1015 State St. Fellsmere, Fl 32948
Martha Rainey is 63 years old and has lived in Fellsmere all her life- since 1964. She has three daughters and one granddaughter that she is helping put through college. Her grandson, Hakeem, who is eleven years old lives with her and she takes care of him. Ms. Rainey has been diagnosed with colon cancer and is currently undergoing chemotherapy. Her single wide trailer is in disrepair and after the two hurricanes in 2004, her roof is caving in, there is mold throughout the home, the floors are separating, and the trailer is being held up by a car jack. You can click on the video tab to see the recent demolition of her trailer.
Ms. Rainey is having a hard enough time going through chemotherapy, and I’m happy to report that the Mayor of Fellsmere aided us by relocating her to a temporary housing unit owned by B and W Growers until November 10th, 2007. Ms. Rainey desperately needs a new home that she can live in safely and one which does not pose a health hazard. Ms. Rainey often has many kids around as she like to look after them. She has a way of straightening out kids- not only her own, but she'll look after and set straight children who aren't doing right in the community. Both children and adults in her community respect her greatly. She also enjoys gardening, doing cross word puzzles, and watching football. She is known in the community for being a good cook and she says she is so happy that she will have a kitchen to cook in! Lately, she has a few good days but is tired and weak due to the chemotherapy; however, her kind and caring spirit shines through because she smiles through it all and keeps a positive attitude.
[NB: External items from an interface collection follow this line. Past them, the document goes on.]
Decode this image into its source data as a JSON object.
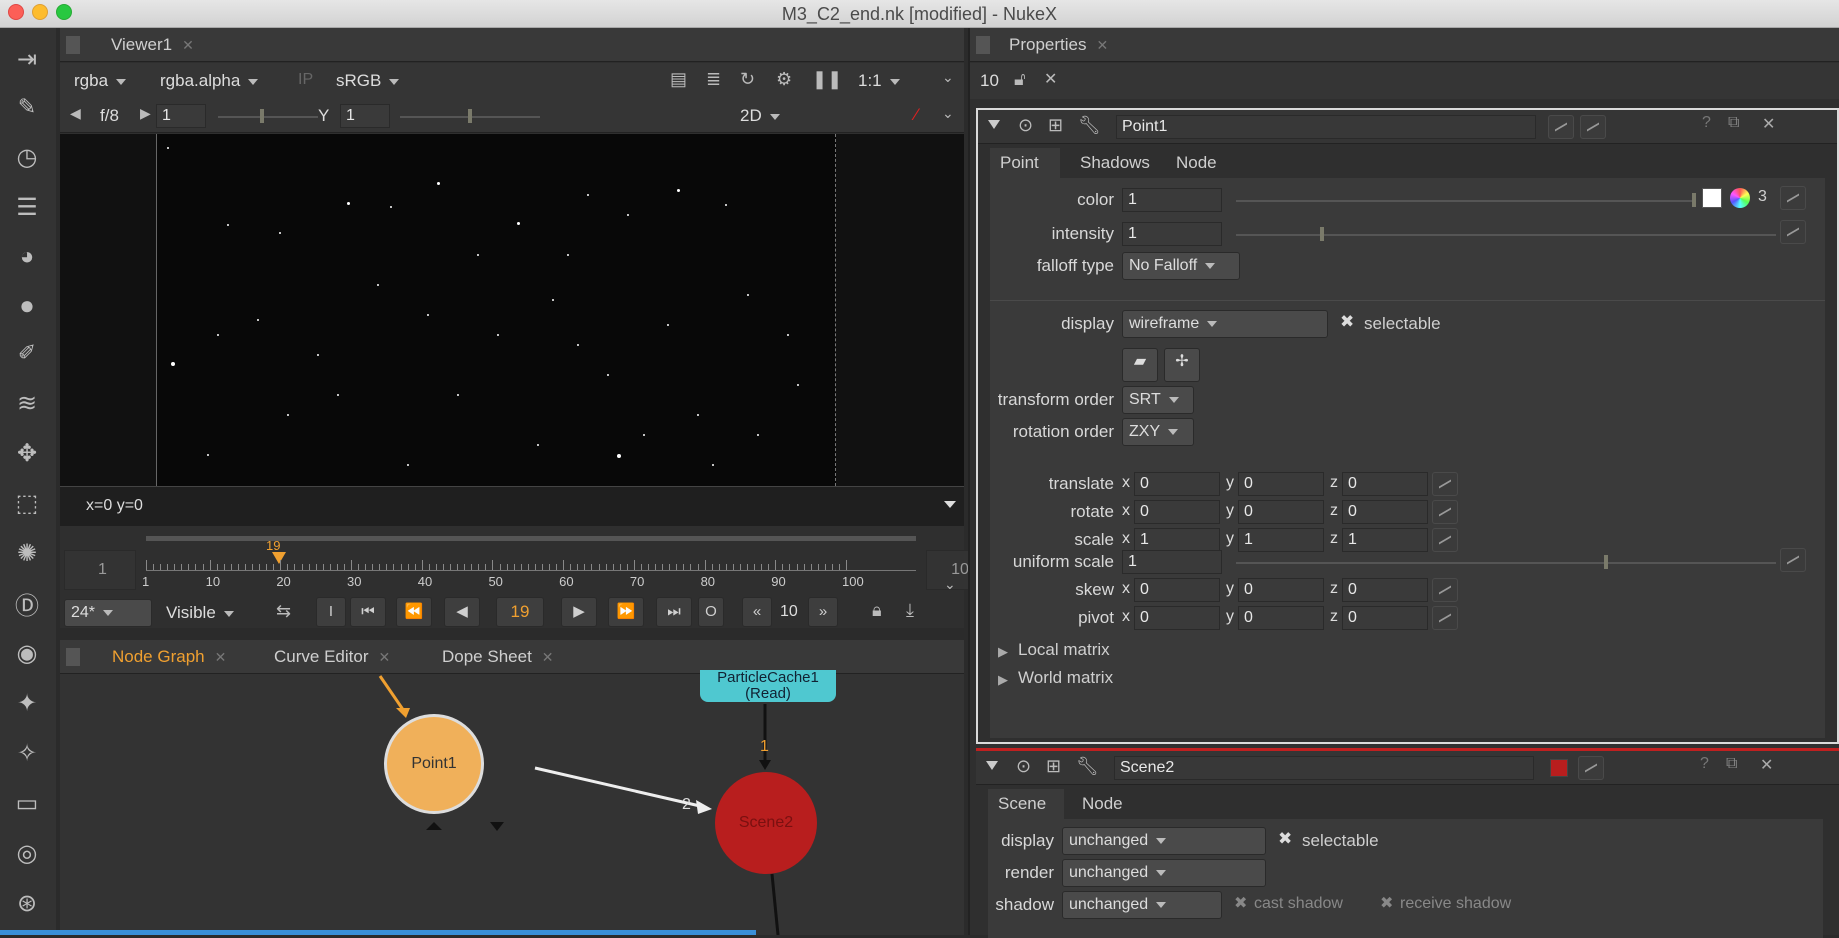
{
  "window": {
    "title": "M3_C2_end.nk [modified] - NukeX"
  },
  "viewer": {
    "tab_label": "Viewer1",
    "channels": "rgba",
    "alpha_channel": "rgba.alpha",
    "ip_label": "IP",
    "colorspace": "sRGB",
    "zoom": "1:1",
    "fstop": "f/8",
    "gain_value": "1",
    "gamma_label": "Y",
    "gamma_value": "1",
    "view_mode": "2D",
    "coords": "x=0 y=0"
  },
  "timeline": {
    "start_frame": "1",
    "end_frame": "100",
    "current_frame": "19",
    "tick_labels": [
      "1",
      "10",
      "20",
      "30",
      "40",
      "50",
      "60",
      "70",
      "80",
      "90",
      "100"
    ],
    "fps": "24*",
    "visible_mode": "Visible",
    "step_value": "10",
    "in_label": "I",
    "out_label": "O"
  },
  "lower_tabs": [
    "Node Graph",
    "Curve Editor",
    "Dope Sheet"
  ],
  "node_graph": {
    "nodes": [
      {
        "label": "Point1",
        "color": "#f0b05a"
      },
      {
        "label": "Scene2",
        "color": "#b81e1e"
      },
      {
        "label": "ParticleCache1",
        "sublabel": "(Read)",
        "color": "#4fc8d0"
      }
    ],
    "input_numbers": [
      "1",
      "2"
    ]
  },
  "properties": {
    "tab_label": "Properties",
    "max_panels": "10",
    "point_panel": {
      "name": "Point1",
      "tabs": [
        "Point",
        "Shadows",
        "Node"
      ],
      "color_value": "1",
      "color_channels": "3",
      "intensity_value": "1",
      "falloff_type_label": "falloff type",
      "falloff_type": "No Falloff",
      "display_label": "display",
      "display": "wireframe",
      "selectable_label": "selectable",
      "transform_order_label": "transform order",
      "transform_order": "SRT",
      "rotation_order_label": "rotation order",
      "rotation_order": "ZXY",
      "translate": {
        "label": "translate",
        "x": "0",
        "y": "0",
        "z": "0"
      },
      "rotate": {
        "label": "rotate",
        "x": "0",
        "y": "0",
        "z": "0"
      },
      "scale": {
        "label": "scale",
        "x": "1",
        "y": "1",
        "z": "1"
      },
      "uniform_scale_label": "uniform scale",
      "uniform_scale": "1",
      "skew": {
        "label": "skew",
        "x": "0",
        "y": "0",
        "z": "0"
      },
      "pivot": {
        "label": "pivot",
        "x": "0",
        "y": "0",
        "z": "0"
      },
      "local_matrix": "Local matrix",
      "world_matrix": "World matrix",
      "color_label": "color",
      "intensity_label": "intensity"
    },
    "scene_panel": {
      "name": "Scene2",
      "tabs": [
        "Scene",
        "Node"
      ],
      "display_label": "display",
      "display": "unchanged",
      "selectable_label": "selectable",
      "render_label": "render",
      "render": "unchanged",
      "shadow_label": "shadow",
      "shadow": "unchanged",
      "cast_shadow": "cast shadow",
      "receive_shadow": "receive shadow"
    }
  },
  "axis_labels": {
    "x": "x",
    "y": "y",
    "z": "z"
  }
}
Ms. Rainey returned to work in October as her medical bills are accumulating and she is falling behind. She hopes she feels well enough to be able to still have chemo sessions and work.